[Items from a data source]
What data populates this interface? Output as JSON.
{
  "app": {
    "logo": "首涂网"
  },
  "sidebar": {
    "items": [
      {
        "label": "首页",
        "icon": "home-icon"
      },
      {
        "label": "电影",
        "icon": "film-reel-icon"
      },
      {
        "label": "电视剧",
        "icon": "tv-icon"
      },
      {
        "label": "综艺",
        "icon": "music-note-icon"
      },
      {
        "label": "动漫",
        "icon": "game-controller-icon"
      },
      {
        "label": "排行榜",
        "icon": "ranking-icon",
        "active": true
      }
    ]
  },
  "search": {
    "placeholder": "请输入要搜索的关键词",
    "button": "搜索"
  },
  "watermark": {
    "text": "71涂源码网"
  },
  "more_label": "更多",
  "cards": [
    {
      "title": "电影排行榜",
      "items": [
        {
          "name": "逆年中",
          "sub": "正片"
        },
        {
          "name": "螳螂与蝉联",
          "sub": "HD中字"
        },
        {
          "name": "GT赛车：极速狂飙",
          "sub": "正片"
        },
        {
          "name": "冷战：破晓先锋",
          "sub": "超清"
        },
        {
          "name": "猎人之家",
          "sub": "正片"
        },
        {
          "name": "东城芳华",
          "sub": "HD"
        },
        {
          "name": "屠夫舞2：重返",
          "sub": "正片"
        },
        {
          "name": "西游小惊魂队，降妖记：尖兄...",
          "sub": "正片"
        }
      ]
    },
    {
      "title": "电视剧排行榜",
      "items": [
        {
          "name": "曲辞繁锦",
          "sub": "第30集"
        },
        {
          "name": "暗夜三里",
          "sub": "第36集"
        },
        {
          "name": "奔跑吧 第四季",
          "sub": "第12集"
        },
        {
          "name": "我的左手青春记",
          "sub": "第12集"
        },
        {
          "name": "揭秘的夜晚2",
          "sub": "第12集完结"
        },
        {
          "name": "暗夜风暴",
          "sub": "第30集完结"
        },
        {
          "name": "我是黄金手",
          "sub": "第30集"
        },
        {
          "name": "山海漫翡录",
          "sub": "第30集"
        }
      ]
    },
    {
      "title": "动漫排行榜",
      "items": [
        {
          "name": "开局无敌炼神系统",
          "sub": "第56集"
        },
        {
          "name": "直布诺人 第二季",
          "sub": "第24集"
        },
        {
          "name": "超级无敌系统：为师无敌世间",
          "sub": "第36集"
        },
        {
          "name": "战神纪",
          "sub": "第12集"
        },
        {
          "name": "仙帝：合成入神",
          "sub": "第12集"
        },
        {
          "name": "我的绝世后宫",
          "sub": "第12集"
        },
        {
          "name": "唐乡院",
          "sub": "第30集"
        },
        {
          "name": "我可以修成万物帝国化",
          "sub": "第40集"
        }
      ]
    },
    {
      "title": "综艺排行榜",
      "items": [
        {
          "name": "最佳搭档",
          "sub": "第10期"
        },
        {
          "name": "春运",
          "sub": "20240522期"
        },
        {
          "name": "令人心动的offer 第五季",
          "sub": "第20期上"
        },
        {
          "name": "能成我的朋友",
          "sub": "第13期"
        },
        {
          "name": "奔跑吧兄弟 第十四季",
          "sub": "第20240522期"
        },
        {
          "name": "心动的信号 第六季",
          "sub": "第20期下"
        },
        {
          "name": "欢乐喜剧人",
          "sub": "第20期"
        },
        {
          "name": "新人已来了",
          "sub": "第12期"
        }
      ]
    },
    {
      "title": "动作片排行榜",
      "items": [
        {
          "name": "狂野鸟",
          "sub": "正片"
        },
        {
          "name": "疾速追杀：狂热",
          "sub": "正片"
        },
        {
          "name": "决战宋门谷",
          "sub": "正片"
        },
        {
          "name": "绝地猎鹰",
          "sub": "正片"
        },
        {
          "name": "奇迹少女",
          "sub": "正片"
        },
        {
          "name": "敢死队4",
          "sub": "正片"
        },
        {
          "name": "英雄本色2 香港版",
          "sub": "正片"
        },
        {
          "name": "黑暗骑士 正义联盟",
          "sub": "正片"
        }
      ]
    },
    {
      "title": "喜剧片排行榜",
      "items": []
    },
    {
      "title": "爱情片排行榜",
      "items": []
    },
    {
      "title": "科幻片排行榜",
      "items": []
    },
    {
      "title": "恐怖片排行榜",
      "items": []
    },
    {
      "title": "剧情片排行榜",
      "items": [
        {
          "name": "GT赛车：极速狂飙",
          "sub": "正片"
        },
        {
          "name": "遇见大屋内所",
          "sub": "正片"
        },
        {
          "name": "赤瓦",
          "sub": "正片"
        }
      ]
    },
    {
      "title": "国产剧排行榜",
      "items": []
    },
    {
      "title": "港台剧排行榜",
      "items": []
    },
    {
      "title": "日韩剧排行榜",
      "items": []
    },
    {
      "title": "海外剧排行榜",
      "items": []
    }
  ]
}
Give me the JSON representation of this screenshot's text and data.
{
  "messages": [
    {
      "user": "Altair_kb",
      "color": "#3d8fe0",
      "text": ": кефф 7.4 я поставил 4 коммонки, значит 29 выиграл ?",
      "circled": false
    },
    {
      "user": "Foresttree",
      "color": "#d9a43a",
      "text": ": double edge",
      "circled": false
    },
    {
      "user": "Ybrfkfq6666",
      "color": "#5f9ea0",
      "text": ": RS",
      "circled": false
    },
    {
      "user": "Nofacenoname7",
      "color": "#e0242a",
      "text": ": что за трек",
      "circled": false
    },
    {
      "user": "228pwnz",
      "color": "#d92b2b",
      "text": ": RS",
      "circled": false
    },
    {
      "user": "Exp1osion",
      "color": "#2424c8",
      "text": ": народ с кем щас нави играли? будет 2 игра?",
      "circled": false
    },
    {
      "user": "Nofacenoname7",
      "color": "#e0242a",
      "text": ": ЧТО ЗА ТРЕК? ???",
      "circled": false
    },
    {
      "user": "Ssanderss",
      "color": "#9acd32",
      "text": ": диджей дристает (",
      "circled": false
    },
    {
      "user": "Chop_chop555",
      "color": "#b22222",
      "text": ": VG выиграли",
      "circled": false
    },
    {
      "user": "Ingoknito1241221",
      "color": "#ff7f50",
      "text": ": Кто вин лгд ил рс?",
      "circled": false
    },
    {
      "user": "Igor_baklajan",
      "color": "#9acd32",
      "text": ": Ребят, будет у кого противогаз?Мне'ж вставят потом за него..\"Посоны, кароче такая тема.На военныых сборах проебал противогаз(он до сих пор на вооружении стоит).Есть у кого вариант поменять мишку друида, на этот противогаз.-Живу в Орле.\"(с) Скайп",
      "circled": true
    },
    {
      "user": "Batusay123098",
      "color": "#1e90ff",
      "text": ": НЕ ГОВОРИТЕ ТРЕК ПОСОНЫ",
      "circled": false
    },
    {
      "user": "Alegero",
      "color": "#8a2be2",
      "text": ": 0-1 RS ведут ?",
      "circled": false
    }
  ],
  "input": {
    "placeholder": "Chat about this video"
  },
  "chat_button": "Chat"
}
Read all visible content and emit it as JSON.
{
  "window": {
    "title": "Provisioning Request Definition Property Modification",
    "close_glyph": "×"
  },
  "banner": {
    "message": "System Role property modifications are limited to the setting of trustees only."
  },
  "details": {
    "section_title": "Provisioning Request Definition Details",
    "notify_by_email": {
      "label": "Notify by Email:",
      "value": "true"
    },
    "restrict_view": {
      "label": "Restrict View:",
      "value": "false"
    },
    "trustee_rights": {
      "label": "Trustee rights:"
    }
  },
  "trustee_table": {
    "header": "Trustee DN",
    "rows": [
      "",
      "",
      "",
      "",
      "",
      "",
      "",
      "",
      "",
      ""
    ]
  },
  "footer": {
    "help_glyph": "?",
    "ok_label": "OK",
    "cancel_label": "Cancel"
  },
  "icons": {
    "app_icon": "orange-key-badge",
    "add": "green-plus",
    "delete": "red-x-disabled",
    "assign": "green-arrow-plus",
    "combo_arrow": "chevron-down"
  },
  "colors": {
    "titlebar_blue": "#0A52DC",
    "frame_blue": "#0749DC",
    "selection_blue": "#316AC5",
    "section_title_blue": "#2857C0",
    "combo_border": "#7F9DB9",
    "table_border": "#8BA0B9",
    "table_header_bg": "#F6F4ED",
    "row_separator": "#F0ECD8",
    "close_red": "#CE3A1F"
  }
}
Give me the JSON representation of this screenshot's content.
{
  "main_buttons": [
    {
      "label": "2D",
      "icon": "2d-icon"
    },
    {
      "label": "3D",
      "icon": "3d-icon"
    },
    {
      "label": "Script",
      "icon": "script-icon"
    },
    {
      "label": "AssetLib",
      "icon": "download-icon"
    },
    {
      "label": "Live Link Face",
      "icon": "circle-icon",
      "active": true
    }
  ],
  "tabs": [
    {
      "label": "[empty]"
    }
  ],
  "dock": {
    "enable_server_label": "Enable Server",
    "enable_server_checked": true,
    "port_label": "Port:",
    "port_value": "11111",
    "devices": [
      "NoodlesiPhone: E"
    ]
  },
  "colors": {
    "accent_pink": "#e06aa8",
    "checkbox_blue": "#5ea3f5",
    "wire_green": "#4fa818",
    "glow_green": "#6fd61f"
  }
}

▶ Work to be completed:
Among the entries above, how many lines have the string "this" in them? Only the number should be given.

▶ Output of the exercise:
4